Exercise aim
Of all the lines in the records below, copy only those that contain the string "radar".

Data for the task

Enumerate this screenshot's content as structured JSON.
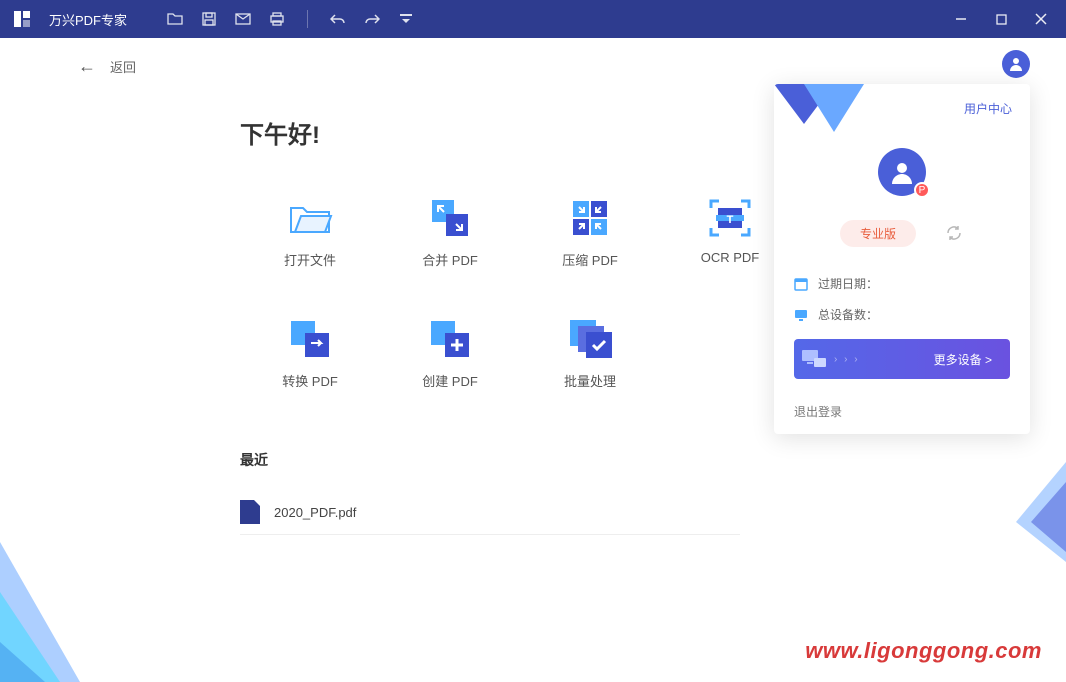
{
  "app": {
    "title": "万兴PDF专家"
  },
  "nav": {
    "back": "返回"
  },
  "greeting": "下午好!",
  "actions": {
    "open": "打开文件",
    "merge": "合并 PDF",
    "compress": "压缩 PDF",
    "ocr": "OCR PDF",
    "convert": "转换 PDF",
    "create": "创建 PDF",
    "batch": "批量处理"
  },
  "recent": {
    "title": "最近",
    "items": [
      {
        "name": "2020_PDF.pdf"
      }
    ]
  },
  "userPanel": {
    "centerLink": "用户中心",
    "plan": "专业版",
    "expiryLabel": "过期日期：",
    "deviceCountLabel": "总设备数：",
    "moreDevices": "更多设备 >",
    "logout": "退出登录",
    "avatarBadge": "P"
  },
  "watermark": "www.ligonggong.com"
}
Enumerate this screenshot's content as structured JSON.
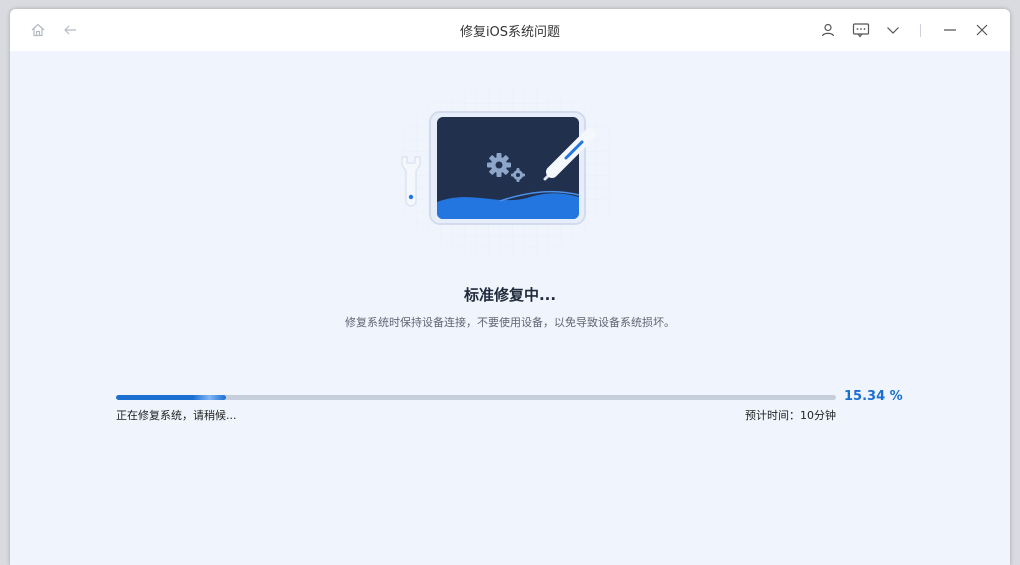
{
  "window": {
    "title": "修复iOS系统问题",
    "icons": {
      "home": "home-icon",
      "back": "back-arrow-icon",
      "account": "user-icon",
      "feedback": "message-icon",
      "menu": "chevron-down-icon",
      "minimize": "minimize-icon",
      "close": "close-icon"
    }
  },
  "main": {
    "heading": "标准修复中...",
    "subtitle": "修复系统时保持设备连接，不要使用设备，以免导致设备系统损坏。",
    "illustration": "tablet-with-gears-and-tools"
  },
  "progress": {
    "percent_label": "15.34 %",
    "percent_value": 0.1534,
    "status_text": "正在修复系统，请稍候...",
    "eta_text": "预计时间：10分钟"
  },
  "colors": {
    "accent": "#1b6fd1",
    "background": "#eff4fd",
    "track": "#c7cedb",
    "screen": "#1f2f4d"
  }
}
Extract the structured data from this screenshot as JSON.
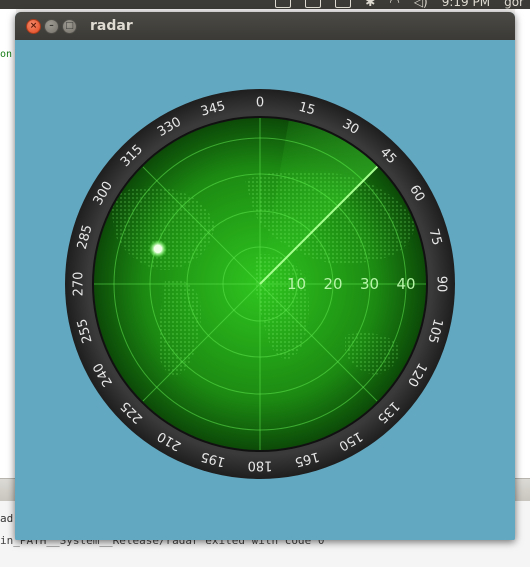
{
  "window": {
    "title": "radar",
    "close_glyph": "×",
    "minimize_glyph": "–",
    "maximize_glyph": "□"
  },
  "top_panel": {
    "clock": "9:19 PM",
    "user": "gor"
  },
  "background": {
    "left_fragment": "on",
    "bottom_tab_fragment": "ad",
    "output_line": "in_PATH__System__Release/radar exited with code 0"
  },
  "radar": {
    "bezel_labels": [
      "0",
      "15",
      "30",
      "45",
      "60",
      "75",
      "90",
      "105",
      "120",
      "135",
      "150",
      "165",
      "180",
      "195",
      "210",
      "225",
      "240",
      "255",
      "270",
      "285",
      "300",
      "315",
      "330",
      "345"
    ],
    "range_labels": [
      "10",
      "20",
      "30",
      "40"
    ],
    "sweep_angle_deg": 45,
    "blip": {
      "bearing_deg": 289,
      "range_fraction": 0.65
    },
    "colors": {
      "background": "#63a8c1",
      "bezel": "#2b2b2b",
      "scope_center": "#2fc51f",
      "scope_edge": "#0c4a08",
      "grid": "#5fe64f",
      "sweep": "#4dff3a",
      "blip": "#d8ffcc"
    }
  }
}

Problem solution
    "title": "radar",
    "output_line": "in_PATH__System__Release/radar exited with code 0"
  "radar": {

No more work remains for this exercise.